A thing called caramelized pork bits may, at first blush, seem a bit off the beaten path. But it makes perfect sense if you understand how it came about.
It used to be, occasionally, that I would pop out here with a recipe that was meant to be a weeknight dinner. I would make fried rice, or pasta with collards, or macaroni and cheese — stuff that could be thrown together, all filling and comforting, in something less than an hour from start to finish. It was the pickling that initially distracted me from making those kinds of posts (and so many others, too). And then — as Sarah likes to tell me — I got sidetracked from the whole project of making any kind of entrées for the blog at all.
But then here’s the thing: as I’ve mentioned before, my teaching schedule has become such that not only is it hard for me to do special-interest projects like elaborate pickles, it’s hard for me to do any cooking at all. Where I used to come home in the late afternoons in time to start dinner, now I’m in class during that timeslot, and well into the evening.
The upshot of this problem is that it has given Sarah the opportunity for copious cooking — something she’s never done before, and something it turns out she does so well that I’d really like her to make a guest post here, one of these days (hint, hint). The downside is that little has happened since this last semester began toward remedying Twice Cooked’s main course morass.
Or little, at least, in the way of blog posts.
The truth is that I’ve actually been thinking a lot about entrées — especially the quick kind — for the past couple of months. I tell Sarah that what I’m trying to figure out is how to share the cooking more equitably, and how to relieve her of a task that I know she feels is a burden. But Sarah knows the truth. You’re jealous that I’m horning in on your kitchen, she tells me. And you want it back.
And I suppose that on that point, I can’t really disagree, either.
And this is where the caramelized pork bits come into the story. Not only does this recipe constitute a real, honest-to-goodness entrée, posted here, by me. It also constitutes a recipe that is quick enough and simple enough that I can accomplish it through the pea-soup fog of a weeknight, post-teaching, semi-somnolent daze.
Caramelized pork bits almost require that I not pay too much attention to what I am doing. The recipe starts with ground pork, and it demands I cook the heck out of it — for so long that what you’d expect would be an almost inedible mess. But the final result is anything but inedible. By cooking it for so long, what comes out is a flavorful, sweet, salty, umami controlled mess, that is not exactly thịt heo băm — Vietnamese minced caramelized pork — but that is certainly inspired by it.
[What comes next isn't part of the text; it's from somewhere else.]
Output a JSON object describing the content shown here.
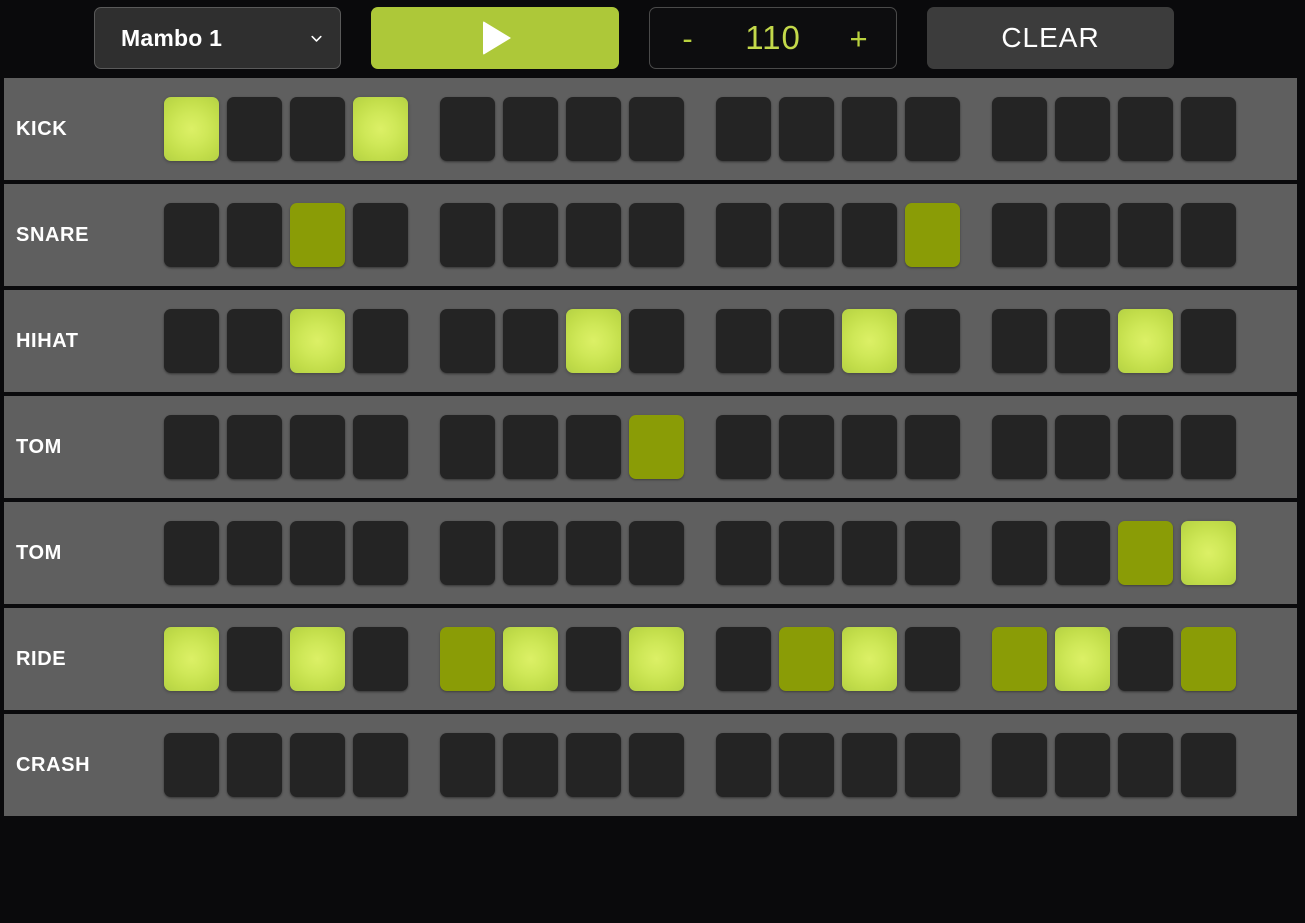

I first thought about this recipe while reading Andrea Nguyen’s Into the Vietnamese Kitchen, which itself has a great recipe for thịt heo băm. But thịt heo băm requires other dishes to go along with it — vegetables and the like — to make a well-balanced meal. This version has a little bit of everything, and so there’s no compelling need to take the extra time to make salad, or sautéed greens or anything like that.
To a couple of people, now, I’ve explained this dish as a kind of inauthentically Asian sloppy joes. And I think that’s a pretty good way to think about it. Take meat, add heat, stack it on carbs, and eat.
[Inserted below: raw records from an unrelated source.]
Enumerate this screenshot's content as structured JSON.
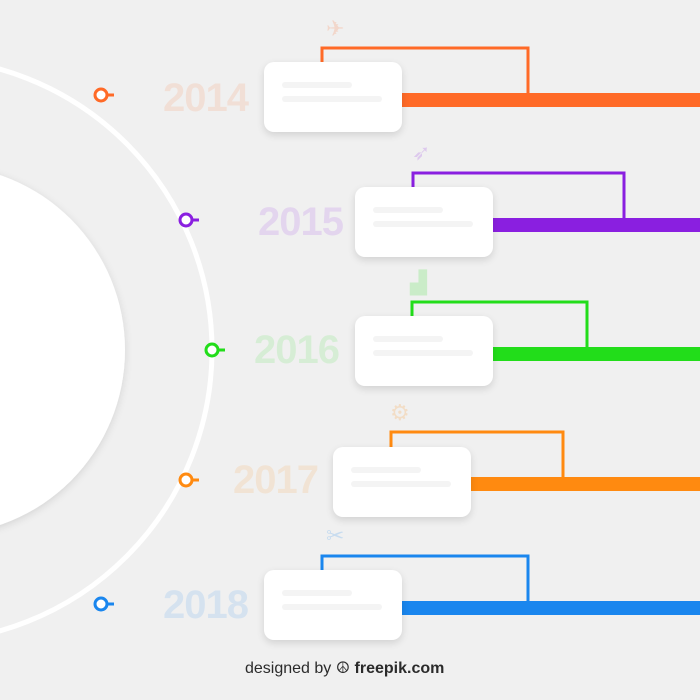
{
  "timeline": [
    {
      "year": "2014",
      "color": "#ff6a27",
      "icon": "plane-icon",
      "glyph": "✈"
    },
    {
      "year": "2015",
      "color": "#8a1fe0",
      "icon": "rocket-icon",
      "glyph": "➶"
    },
    {
      "year": "2016",
      "color": "#22dd1a",
      "icon": "chart-icon",
      "glyph": "▟"
    },
    {
      "year": "2017",
      "color": "#ff8a10",
      "icon": "gear-icon",
      "glyph": "⚙"
    },
    {
      "year": "2018",
      "color": "#1a86ee",
      "icon": "tools-icon",
      "glyph": "✂"
    }
  ],
  "credit": {
    "prefix": "designed by",
    "brand": "freepik.com"
  }
}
The fact that those carbs are from broken rice instead of a squishy white hamburger bun is immaterial to the equation. Except that it adds a kind of thank-you-note homage to the dish’s Vietnamese origin. And except that broken rice is far, far more delicious.
1/2 lb. Ground Pork
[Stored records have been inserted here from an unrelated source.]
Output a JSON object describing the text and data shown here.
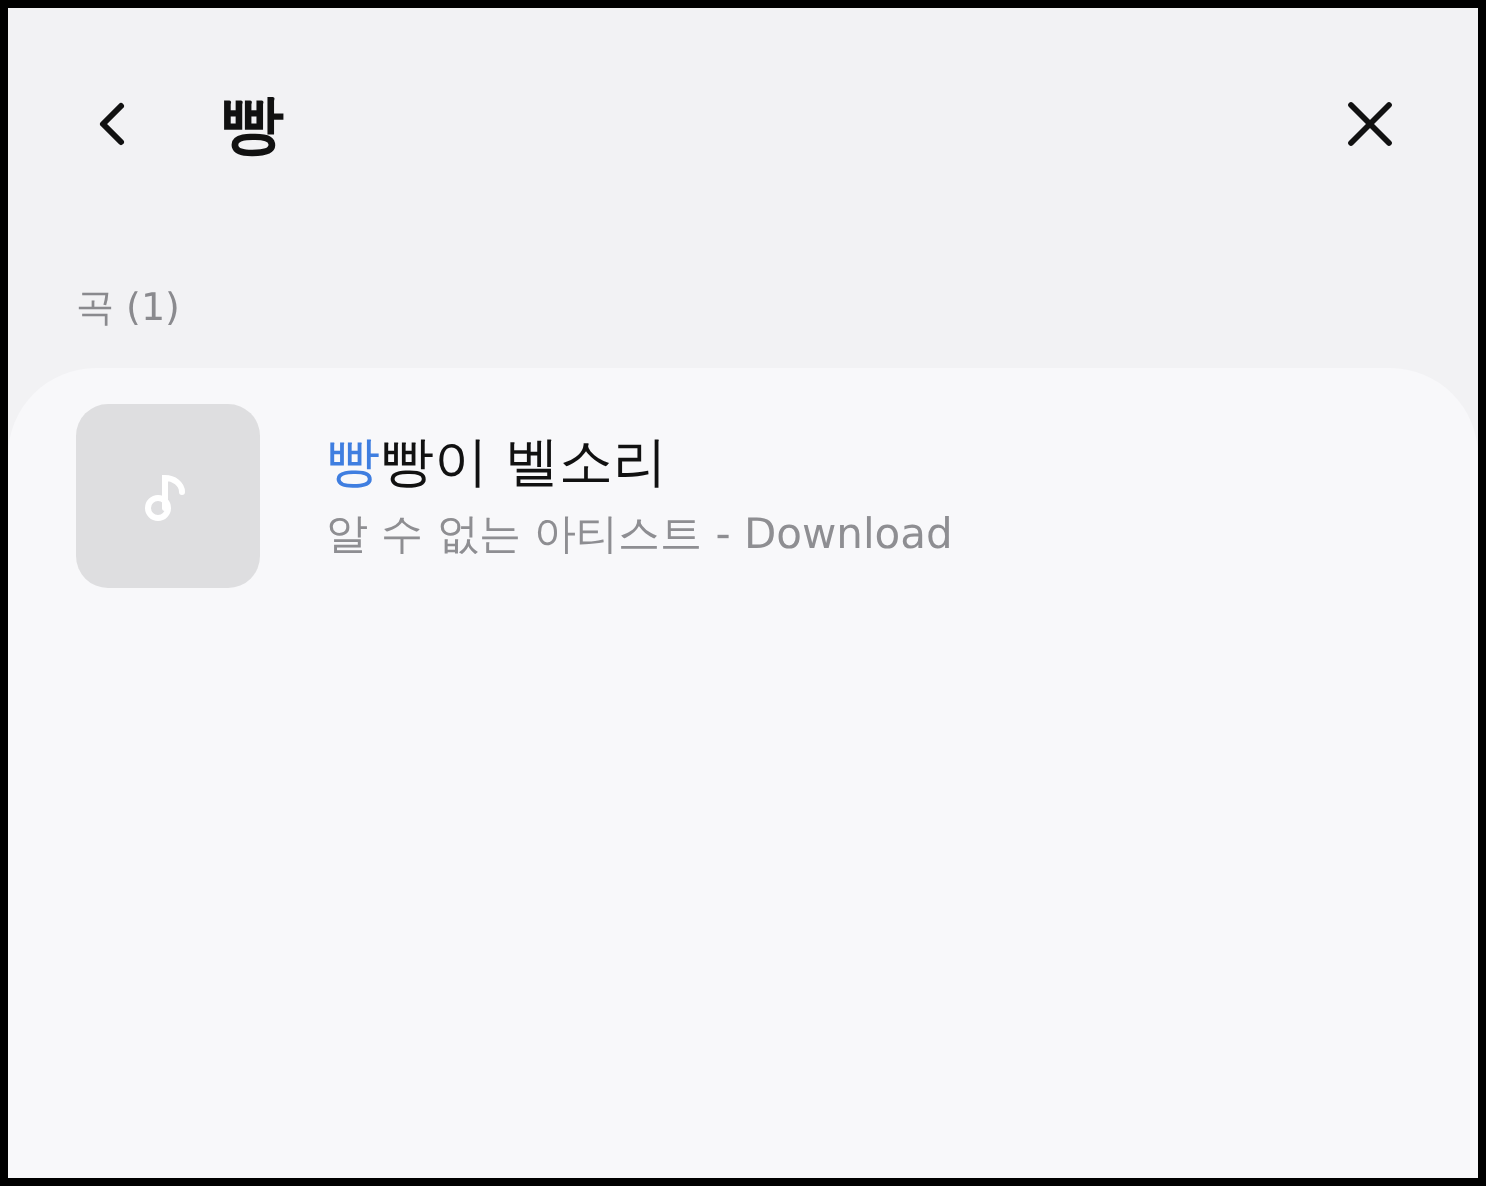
{
  "header": {
    "query": "빵"
  },
  "section": {
    "label": "곡 (1)"
  },
  "songs": [
    {
      "title_match": "빵",
      "title_rest": "빵이 벨소리",
      "subtitle": "알 수 없는 아티스트 - Download"
    }
  ]
}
1 quart White Mushrooms, sliced
1 bunch of Collard Greens, well chopped
1 Leek, halved and sliced
5 Cloves of Garlic, minced
1 tbsp Red Hot Pepper Sauce (or Tuong Ot Toi)
1 tbsp Granulated Sugar
1 cup Broken Rice (or plain jasmine rice — but Vietnamese-style broken rice is better for this application)
1 1/2 cups Filtered Water
Add the rice, water, and salt to your rice cooker, and steam according to the manufacturer’s instructions.
Meanwhile, to a skillet over medium heat, add a generous coating of vegetable oil, the mushrooms, and the leeks, and saute until the leeks have softened and the mushrooms are almost all the way cooked. Turn your stove up to medium-high. Then add the ground pork, a generous dousing of fish sauce, and the sugar, and stir vigorously, using the side of your spoon to break the meat into atomized crumbles.
When the ground pork looks more or less cooked all the way through, add the hot sauce and garlic, and — continuing to stir — cook until the meat has turned a dark caramel brown and is beginning to get crusty (this should take 8-10 minutes). Then add the collards and cook the whole thing for 5-7 minutes more, or until they are tender.
Serve the caramelized pork directly out of the hot skillet, over a generous helping of rice (two parts rice to one part pork).
If you can find it at your grocery store, cubes of fried tofu makes a great addition to this dish. Just add them at the same time you add your garlic and hot sauce.